What you should do:
Output all of the records again, exactly as written.

·····

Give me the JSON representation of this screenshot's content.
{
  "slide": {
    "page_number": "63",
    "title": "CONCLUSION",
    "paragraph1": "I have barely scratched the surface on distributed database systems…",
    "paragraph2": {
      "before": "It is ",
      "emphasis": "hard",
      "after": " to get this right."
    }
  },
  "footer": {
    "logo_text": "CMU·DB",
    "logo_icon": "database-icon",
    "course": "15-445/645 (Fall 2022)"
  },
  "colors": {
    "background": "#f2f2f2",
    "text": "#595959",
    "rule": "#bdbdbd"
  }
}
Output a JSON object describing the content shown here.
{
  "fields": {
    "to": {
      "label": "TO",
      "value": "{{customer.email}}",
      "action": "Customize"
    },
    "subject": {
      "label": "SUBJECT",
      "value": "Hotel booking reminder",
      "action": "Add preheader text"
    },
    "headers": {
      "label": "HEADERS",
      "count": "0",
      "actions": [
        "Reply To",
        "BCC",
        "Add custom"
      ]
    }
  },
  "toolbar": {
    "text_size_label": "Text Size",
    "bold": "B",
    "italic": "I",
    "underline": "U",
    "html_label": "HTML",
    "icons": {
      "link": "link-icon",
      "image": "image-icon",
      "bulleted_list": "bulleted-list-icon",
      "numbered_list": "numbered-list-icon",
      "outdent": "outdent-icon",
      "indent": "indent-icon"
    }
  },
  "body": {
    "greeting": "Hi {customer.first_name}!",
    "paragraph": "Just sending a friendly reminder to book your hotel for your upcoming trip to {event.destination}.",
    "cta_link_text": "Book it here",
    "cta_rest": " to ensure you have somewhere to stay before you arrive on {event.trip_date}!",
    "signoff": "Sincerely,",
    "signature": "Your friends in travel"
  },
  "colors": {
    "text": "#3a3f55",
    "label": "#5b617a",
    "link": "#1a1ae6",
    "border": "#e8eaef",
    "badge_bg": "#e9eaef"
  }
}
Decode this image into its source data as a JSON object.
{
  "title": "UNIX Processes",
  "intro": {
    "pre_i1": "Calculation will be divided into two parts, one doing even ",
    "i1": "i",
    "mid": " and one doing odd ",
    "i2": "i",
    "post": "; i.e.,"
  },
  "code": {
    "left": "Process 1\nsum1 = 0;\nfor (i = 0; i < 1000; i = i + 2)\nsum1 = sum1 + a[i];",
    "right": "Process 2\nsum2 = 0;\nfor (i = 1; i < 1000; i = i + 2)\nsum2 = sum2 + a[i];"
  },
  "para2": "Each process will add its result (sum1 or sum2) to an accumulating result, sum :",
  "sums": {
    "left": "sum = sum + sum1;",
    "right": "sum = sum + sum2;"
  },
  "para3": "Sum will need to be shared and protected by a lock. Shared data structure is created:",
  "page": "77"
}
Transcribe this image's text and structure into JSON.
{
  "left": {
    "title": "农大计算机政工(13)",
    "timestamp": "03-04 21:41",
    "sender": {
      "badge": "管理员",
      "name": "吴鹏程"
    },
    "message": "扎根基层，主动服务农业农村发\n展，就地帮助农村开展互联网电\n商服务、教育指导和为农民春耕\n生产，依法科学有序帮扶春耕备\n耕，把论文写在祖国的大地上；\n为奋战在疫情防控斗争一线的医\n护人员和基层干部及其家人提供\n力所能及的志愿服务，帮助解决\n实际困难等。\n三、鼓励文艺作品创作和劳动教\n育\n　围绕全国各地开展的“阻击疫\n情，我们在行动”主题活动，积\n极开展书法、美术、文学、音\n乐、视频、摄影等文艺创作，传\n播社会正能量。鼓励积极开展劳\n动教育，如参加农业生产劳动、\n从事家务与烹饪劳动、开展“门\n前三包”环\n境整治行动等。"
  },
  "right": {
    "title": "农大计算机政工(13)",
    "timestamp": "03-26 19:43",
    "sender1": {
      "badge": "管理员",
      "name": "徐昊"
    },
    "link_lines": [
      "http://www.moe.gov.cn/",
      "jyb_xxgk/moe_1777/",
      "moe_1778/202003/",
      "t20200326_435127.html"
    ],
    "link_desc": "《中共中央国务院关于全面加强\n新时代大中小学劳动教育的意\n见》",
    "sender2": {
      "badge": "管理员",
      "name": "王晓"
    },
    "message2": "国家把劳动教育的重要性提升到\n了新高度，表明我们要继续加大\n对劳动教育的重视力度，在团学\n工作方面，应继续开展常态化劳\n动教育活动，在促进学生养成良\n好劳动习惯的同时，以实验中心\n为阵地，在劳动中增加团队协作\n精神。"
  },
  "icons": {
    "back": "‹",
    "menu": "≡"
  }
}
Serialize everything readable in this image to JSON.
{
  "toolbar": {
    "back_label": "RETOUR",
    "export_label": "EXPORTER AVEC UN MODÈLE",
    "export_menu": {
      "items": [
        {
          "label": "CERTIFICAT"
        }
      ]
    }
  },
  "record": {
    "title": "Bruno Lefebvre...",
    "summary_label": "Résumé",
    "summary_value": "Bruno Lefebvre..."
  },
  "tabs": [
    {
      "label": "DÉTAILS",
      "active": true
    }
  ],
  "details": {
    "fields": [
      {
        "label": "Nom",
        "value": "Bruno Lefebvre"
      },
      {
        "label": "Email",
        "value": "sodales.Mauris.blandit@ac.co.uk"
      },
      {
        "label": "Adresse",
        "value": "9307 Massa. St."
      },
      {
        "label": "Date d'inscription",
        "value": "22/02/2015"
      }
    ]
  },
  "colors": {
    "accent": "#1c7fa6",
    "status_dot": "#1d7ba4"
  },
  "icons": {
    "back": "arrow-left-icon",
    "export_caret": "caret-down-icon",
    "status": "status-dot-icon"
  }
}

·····

Output of the task:
Give me the JSON representation of this screenshot's content.
{
  "slide": {
    "page_number": "63",
    "title": "CONCLUSION",
    "paragraph1": "I have barely scratched the surface on distributed database systems…",
    "paragraph2": {
      "before": "It is ",
      "emphasis": "hard",
      "after": " to get this right."
    }
  },
  "footer": {
    "logo_text": "CMU·DB",
    "logo_icon": "database-icon",
    "course": "15-445/645 (Fall 2022)"
  },
  "colors": {
    "background": "#f2f2f2",
    "text": "#595959",
    "rule": "#bdbdbd"
  }
}
Output a JSON object describing the content shown here.
{
  "fields": {
    "to": {
      "label": "TO",
      "value": "{{customer.email}}",
      "action": "Customize"
    },
    "subject": {
      "label": "SUBJECT",
      "value": "Hotel booking reminder",
      "action": "Add preheader text"
    },
    "headers": {
      "label": "HEADERS",
      "count": "0",
      "actions": [
        "Reply To",
        "BCC",
        "Add custom"
      ]
    }
  },
  "toolbar": {
    "text_size_label": "Text Size",
    "bold": "B",
    "italic": "I",
    "underline": "U",
    "html_label": "HTML",
    "icons": {
      "link": "link-icon",
      "image": "image-icon",
      "bulleted_list": "bulleted-list-icon",
      "numbered_list": "numbered-list-icon",
      "outdent": "outdent-icon",
      "indent": "indent-icon"
    }
  },
  "body": {
    "greeting": "Hi {customer.first_name}!",
    "paragraph": "Just sending a friendly reminder to book your hotel for your upcoming trip to {event.destination}.",
    "cta_link_text": "Book it here",
    "cta_rest": " to ensure you have somewhere to stay before you arrive on {event.trip_date}!",
    "signoff": "Sincerely,",
    "signature": "Your friends in travel"
  },
  "colors": {
    "text": "#3a3f55",
    "label": "#5b617a",
    "link": "#1a1ae6",
    "border": "#e8eaef",
    "badge_bg": "#e9eaef"
  }
}
Decode this image into its source data as a JSON object.
{
  "title": "UNIX Processes",
  "intro": {
    "pre_i1": "Calculation will be divided into two parts, one doing even ",
    "i1": "i",
    "mid": " and one doing odd ",
    "i2": "i",
    "post": "; i.e.,"
  },
  "code": {
    "left": "Process 1\nsum1 = 0;\nfor (i = 0; i < 1000; i = i + 2)\nsum1 = sum1 + a[i];",
    "right": "Process 2\nsum2 = 0;\nfor (i = 1; i < 1000; i = i + 2)\nsum2 = sum2 + a[i];"
  },
  "para2": "Each process will add its result (sum1 or sum2) to an accumulating result, sum :",
  "sums": {
    "left": "sum = sum + sum1;",
    "right": "sum = sum + sum2;"
  },
  "para3": "Sum will need to be shared and protected by a lock. Shared data structure is created:",
  "page": "77"
}
Transcribe this image's text and structure into JSON.
{
  "left": {
    "title": "农大计算机政工(13)",
    "timestamp": "03-04 21:41",
    "sender": {
      "badge": "管理员",
      "name": "吴鹏程"
    },
    "message": "扎根基层，主动服务农业农村发\n展，就地帮助农村开展互联网电\n商服务、教育指导和为农民春耕\n生产，依法科学有序帮扶春耕备\n耕，把论文写在祖国的大地上；\n为奋战在疫情防控斗争一线的医\n护人员和基层干部及其家人提供\n力所能及的志愿服务，帮助解决\n实际困难等。\n三、鼓励文艺作品创作和劳动教\n育\n　围绕全国各地开展的“阻击疫\n情，我们在行动”主题活动，积\n极开展书法、美术、文学、音\n乐、视频、摄影等文艺创作，传\n播社会正能量。鼓励积极开展劳\n动教育，如参加农业生产劳动、\n从事家务与烹饪劳动、开展“门\n前三包”环\n境整治行动等。"
  },
  "right": {
    "title": "农大计算机政工(13)",
    "timestamp": "03-26 19:43",
    "sender1": {
      "badge": "管理员",
      "name": "徐昊"
    },
    "link_lines": [
      "http://www.moe.gov.cn/",
      "jyb_xxgk/moe_1777/",
      "moe_1778/202003/",
      "t20200326_435127.html"
    ],
    "link_desc": "《中共中央国务院关于全面加强\n新时代大中小学劳动教育的意\n见》",
    "sender2": {
      "badge": "管理员",
      "name": "王晓"
    },
    "message2": "国家把劳动教育的重要性提升到\n了新高度，表明我们要继续加大\n对劳动教育的重视力度，在团学\n工作方面，应继续开展常态化劳\n动教育活动，在促进学生养成良\n好劳动习惯的同时，以实验中心\n为阵地，在劳动中增加团队协作\n精神。"
  },
  "icons": {
    "back": "‹",
    "menu": "≡"
  }
}
Serialize everything readable in this image to JSON.
{
  "toolbar": {
    "back_label": "RETOUR",
    "export_label": "EXPORTER AVEC UN MODÈLE",
    "export_menu": {
      "items": [
        {
          "label": "CERTIFICAT"
        }
      ]
    }
  },
  "record": {
    "title": "Bruno Lefebvre...",
    "summary_label": "Résumé",
    "summary_value": "Bruno Lefebvre..."
  },
  "tabs": [
    {
      "label": "DÉTAILS",
      "active": true
    }
  ],
  "details": {
    "fields": [
      {
        "label": "Nom",
        "value": "Bruno Lefebvre"
      },
      {
        "label": "Email",
        "value": "sodales.Mauris.blandit@ac.co.uk"
      },
      {
        "label": "Adresse",
        "value": "9307 Massa. St."
      },
      {
        "label": "Date d'inscription",
        "value": "22/02/2015"
      }
    ]
  },
  "colors": {
    "accent": "#1c7fa6",
    "status_dot": "#1d7ba4"
  },
  "icons": {
    "back": "arrow-left-icon",
    "export_caret": "caret-down-icon",
    "status": "status-dot-icon"
  }
}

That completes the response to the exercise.